#### [Aim of the exercise]
List each line of the data that holds the word "email".

Excerpted data Block Start

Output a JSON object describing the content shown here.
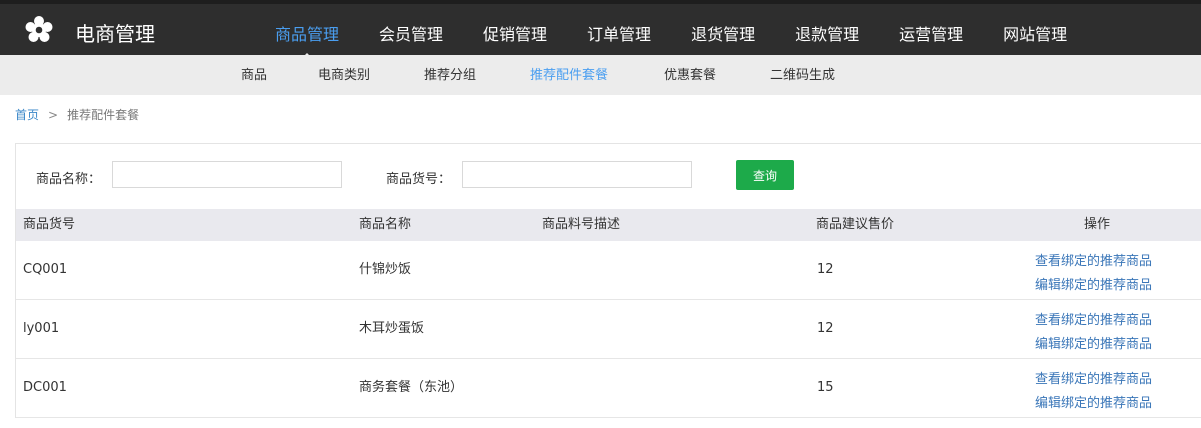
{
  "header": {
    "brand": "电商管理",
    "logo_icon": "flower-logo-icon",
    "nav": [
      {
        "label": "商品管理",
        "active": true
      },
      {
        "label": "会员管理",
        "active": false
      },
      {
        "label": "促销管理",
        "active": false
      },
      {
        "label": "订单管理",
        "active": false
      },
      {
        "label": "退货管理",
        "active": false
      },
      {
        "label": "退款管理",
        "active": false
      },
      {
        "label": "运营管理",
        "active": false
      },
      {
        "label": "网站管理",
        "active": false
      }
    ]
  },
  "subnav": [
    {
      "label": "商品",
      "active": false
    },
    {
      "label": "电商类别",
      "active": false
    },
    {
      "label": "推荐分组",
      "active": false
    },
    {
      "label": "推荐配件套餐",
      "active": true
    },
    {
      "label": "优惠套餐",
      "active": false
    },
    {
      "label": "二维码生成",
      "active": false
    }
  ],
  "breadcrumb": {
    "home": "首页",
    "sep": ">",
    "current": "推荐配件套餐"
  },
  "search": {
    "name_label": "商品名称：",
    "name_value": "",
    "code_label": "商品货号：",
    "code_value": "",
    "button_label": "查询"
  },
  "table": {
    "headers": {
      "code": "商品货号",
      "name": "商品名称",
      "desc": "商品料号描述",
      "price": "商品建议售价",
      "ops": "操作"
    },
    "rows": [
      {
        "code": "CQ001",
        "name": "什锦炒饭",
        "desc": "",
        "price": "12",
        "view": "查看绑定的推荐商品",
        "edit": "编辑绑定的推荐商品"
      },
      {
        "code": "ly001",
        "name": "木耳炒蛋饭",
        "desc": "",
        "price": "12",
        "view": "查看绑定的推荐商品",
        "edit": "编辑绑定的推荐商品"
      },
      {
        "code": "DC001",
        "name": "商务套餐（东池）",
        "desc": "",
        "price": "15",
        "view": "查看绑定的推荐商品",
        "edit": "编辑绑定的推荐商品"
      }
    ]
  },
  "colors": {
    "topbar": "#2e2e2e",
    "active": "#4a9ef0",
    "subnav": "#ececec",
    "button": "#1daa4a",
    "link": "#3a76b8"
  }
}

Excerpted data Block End
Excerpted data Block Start

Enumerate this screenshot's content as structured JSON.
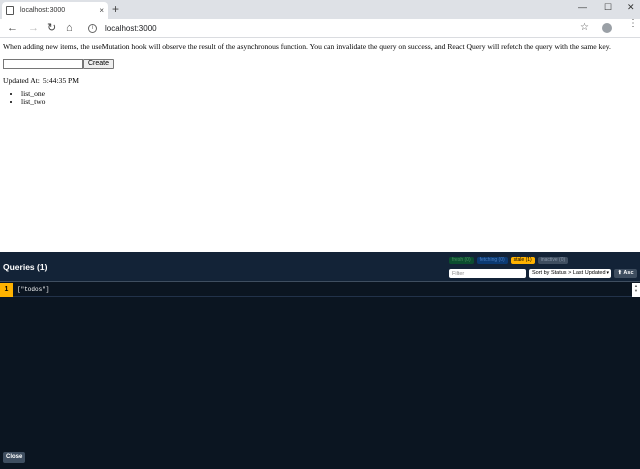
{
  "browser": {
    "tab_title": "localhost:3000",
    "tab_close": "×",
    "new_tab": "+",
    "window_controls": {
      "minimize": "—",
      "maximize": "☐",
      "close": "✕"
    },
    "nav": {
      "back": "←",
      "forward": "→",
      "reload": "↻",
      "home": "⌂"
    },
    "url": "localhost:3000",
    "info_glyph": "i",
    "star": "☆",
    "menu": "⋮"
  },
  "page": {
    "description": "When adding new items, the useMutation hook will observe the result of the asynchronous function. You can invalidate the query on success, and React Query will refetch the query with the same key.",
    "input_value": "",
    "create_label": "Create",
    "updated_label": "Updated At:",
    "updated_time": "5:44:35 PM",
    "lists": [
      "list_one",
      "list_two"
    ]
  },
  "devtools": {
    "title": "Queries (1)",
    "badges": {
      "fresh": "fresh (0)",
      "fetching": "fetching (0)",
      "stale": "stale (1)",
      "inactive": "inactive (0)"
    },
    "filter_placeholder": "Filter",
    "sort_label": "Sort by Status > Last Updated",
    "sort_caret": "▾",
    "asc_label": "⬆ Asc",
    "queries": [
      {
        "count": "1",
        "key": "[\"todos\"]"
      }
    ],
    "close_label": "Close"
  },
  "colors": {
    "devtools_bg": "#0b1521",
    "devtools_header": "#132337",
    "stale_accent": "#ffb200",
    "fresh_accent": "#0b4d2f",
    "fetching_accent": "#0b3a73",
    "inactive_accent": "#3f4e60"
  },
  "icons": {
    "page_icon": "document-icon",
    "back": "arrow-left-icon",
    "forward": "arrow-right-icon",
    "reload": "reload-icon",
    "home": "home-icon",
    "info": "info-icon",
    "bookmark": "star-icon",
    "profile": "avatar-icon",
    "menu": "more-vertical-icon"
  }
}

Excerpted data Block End
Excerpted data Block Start

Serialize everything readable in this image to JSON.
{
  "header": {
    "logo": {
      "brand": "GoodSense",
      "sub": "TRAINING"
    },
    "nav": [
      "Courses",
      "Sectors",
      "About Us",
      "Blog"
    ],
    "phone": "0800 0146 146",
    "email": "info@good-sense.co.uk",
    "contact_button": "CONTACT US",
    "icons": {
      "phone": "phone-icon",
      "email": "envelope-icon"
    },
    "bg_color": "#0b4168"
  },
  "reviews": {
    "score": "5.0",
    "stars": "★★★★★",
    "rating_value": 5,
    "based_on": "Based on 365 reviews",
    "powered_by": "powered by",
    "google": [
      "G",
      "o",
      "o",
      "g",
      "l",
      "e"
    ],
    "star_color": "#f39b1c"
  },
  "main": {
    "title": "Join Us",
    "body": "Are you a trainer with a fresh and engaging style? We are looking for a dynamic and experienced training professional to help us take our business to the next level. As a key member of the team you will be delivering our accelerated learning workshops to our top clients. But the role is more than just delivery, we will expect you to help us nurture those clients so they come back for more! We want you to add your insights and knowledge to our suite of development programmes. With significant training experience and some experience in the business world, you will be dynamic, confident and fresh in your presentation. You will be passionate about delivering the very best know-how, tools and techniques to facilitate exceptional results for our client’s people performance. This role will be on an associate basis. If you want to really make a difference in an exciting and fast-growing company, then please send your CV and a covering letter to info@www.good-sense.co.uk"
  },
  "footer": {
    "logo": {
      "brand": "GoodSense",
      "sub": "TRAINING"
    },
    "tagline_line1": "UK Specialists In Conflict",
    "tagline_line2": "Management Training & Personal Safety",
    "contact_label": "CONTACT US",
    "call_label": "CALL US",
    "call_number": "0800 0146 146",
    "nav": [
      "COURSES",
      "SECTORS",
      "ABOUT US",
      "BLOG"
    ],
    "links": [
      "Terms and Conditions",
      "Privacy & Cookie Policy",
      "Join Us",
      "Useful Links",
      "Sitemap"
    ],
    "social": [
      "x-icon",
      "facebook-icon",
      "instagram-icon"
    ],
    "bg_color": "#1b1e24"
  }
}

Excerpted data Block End

#### [Finished exercise]
    "email": "info@good-sense.co.uk",
      "email": "envelope-icon"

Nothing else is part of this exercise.